April 20, 2006

One Reason Why I Love America

If the federal government is run like the Smithsonian, then we all should run for the hills. Red-tape fills my museum like water in a fish tank. Because I work for the government, I am thus cynical about the government.

But my cynicism suffered a gentle blow when I read about the Zacarias Moussaoui case. Moussaoui faces the death penalty on the charge that he conspired with al-Qaida to plan the 9/11 attacks. He has pleaded guilty on this charge and has even asserted that he was supposed to fly a plane into the White House. When asked in court whether or not he would kill more Americans, Moussaoui declared: "Any time. Anywhere."

So here is a man pumped full of hatred towards America. When relatives of 9/11 victims testified in court about their hardships and mourning, Moussaoui scoffed at them. "I find it disgusting that some people will come here to share their grief," he said.

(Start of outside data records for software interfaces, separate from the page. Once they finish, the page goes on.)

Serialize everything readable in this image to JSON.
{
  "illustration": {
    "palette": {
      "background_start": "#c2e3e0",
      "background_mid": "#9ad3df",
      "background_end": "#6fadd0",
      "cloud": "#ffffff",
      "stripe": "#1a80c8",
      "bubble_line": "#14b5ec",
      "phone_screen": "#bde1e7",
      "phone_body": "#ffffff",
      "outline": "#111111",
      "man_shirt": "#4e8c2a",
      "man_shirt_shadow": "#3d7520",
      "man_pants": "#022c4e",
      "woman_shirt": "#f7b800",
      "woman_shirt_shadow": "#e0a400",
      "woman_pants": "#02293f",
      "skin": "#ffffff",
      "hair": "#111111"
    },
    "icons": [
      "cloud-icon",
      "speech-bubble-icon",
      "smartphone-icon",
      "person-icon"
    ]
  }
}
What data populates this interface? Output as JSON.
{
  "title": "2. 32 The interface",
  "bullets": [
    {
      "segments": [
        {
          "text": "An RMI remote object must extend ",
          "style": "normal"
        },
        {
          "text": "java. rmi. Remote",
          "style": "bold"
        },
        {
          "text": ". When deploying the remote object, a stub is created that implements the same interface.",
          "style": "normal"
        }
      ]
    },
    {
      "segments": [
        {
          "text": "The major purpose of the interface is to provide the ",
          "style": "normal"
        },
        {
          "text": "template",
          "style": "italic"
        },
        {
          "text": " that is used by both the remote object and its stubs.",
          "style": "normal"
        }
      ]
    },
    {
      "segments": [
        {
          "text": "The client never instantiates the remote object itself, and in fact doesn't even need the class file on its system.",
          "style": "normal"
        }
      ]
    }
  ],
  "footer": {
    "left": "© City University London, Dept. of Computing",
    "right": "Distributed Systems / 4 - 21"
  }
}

He has asserted---under oath---that he will try to kill Americans even if he is behind bars.

It is plain to see that Moussaoui is the ultimate enemy of the United States. Yet he still receives a fair trial on our national soil. His appointed lawyer, Gerald T. Zerkin, is a public defender with experience in capital cases. Even family members of 9/11 victims have stepped forward to argue against the death penalty.The Constitutional rights to a fair trial, an impartial jury, and due process are all granted to the defendant, even though he is a French citizen.

Of course our legal system is far from perfect (ahem, Guantanamo), but it still functions rather well. Why? Because it's built upon a solid foundation---rights to a fair trial, rights to an impartial jury of one's peers, rights to proper counsel, rights to a speedy and public trial. The Constitution is a remarkable machine that has worked for over two-hundred years.

So take that, Zacarias Moussaoui and al-Qaida. You can't tear us down with terrorist attacks and scare tactics. You can murder our soldiers and our civilians, but you cannot destroy our America. The America I love is not defined by race, religion, or geography, but by rights, freedoms, and liberties. The America I love is intangible.

This is one of the many reasons (along with Cadbury Mini Eggs) why I love my country.


  1. Amen to that. No matter where I go in the world and no matter how much opposition we face as a country I will always be proud of my American heritage. I cannot speak for the misguided actions of individual Americans but I can speak for what our country as a whole principally stands for. Our Constitution is unparalleled in the world - over 200 years and running...

    And you're right about America being intangible. It is an ever-evolving nation and we must make sure it continues to maintain all those rights and privileges and principles that our inspired forefathers intended us to have and which we enjoy every single day.

  2. Shawn, finally, we agree on something! The Church is true! Haha.